The weather during our stay was a mix of warm, sunny days and chilly nights (it even rained one day), so we managed to get a little pool time in. While soaking up some sun at one of the resort’s pools, we ordered a couple drinks from the pool bar. Mrs. Sip got a Mai Tai, while I enjoyed a Cucumber-Jalapeno Margarita. The cool of the cucumbers provided a nice balance to the heat of the jalapenos and it was a good tanning beverage.

That same day, we toweled off and made our way to the Temecula Valley Wine Country, a beautiful region chock full of wineries. We randomly selected Bel Vino Winery to start our journey and were shocked by the very expensive tastings prices ($17 each for 6 one oz pours), which are not waived with bottle purchase. I’m not sure if other California wine regions operate similarly, but you have to understand that Mrs. Sip and I are accustomed to paying $5 for a tasting, which is typically waived with the purchase of a bottle.

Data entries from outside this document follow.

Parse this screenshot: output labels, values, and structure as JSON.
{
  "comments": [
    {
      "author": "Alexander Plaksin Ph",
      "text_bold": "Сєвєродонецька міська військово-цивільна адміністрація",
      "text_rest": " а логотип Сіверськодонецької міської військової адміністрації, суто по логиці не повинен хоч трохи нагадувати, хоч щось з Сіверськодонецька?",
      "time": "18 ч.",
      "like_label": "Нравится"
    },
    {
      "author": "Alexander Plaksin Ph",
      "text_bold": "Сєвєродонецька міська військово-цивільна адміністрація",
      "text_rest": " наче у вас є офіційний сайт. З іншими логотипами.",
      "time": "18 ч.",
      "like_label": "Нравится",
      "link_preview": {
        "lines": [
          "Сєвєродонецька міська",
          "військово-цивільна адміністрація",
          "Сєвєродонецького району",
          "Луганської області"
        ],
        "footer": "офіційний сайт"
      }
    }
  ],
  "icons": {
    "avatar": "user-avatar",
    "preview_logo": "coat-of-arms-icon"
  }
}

unpretentious wine taster

Hell, for the $17 tasting, I could just buy a bottle and call it a day. Mrs. Sip and I found this business tactic to not be very conducive in encouraging guests to buy wine. After sharing our first tasting, I didn’t even bother participating at our next stop, Leoness Cellars, which was suggested by someone we talked to at Bel Vino, and also operated under a similar pricing structure, with tastings costing $18.

The wineries we visited and drove by we all packed with people – some very, very intoxicated – so perhaps doing a tour bus would be the better way of hitting the region and saving money with whatever package you pay for. Joining the winery’s respective clubs is also an option and includes perks that make the prices more tolerable. All in all, I was pretty disappointed with how the Wine Country operated and their business practices.

We travelled back to Temecula a couple days later to visit Garage Brewing, but sadly, they are closed on Mondays. I had looked them up after returning from our wine afternoon and they had some interesting brews on tap. It just wasn’t meant to be, but another time will hopefully provide more success.

start drinking on monday

While we were visiting, San Diego was enjoying their annual Craft Beer Week, but being located outside the city, we didn’t get to attend any of the festivities. We made up for it on our journey to the airport by stopping at a few locations, starting with Lost Abbey and Port Brewing. There, we tried some samples of their Red Barn Saison, Witch’s Wit, Serpent’s Stout, and Mongo IPA. I thought each beer was quite good, with the Saison perhaps edging out the others as my favourite, thanks to its ginger bite on the back end.

Our final stop was to Stone Brewing, which has a new beautiful facility, although signage is hard to find, save for the gargoyle mascot that represents the company on bottles and other products. We sat down and had some drinks and snacks in the brewery’s restaurant, testing out beers such as Xocoveza for the Holidays, Sawyer’s Triple, Smoked Porter, and Go to IPA w/ Lemon Peel and Vanilla Bean. The Xocoveza winter ale and IPA were my favourite of the bunch. As we were leaving, we splurged on a bottle of Locoveza (produced in wine and tequila barrels) to bring home. At close to $20 for the brew, we’re saving it for a special occasion.

The return to the real world is always harsh, but next week’s Sip Trips will be full of goodies (they always are!), as Vancouver’s Hopscotch Festival has been ongoing and Mrs. Sip and I have been busy attending a number of the event’s proceedings!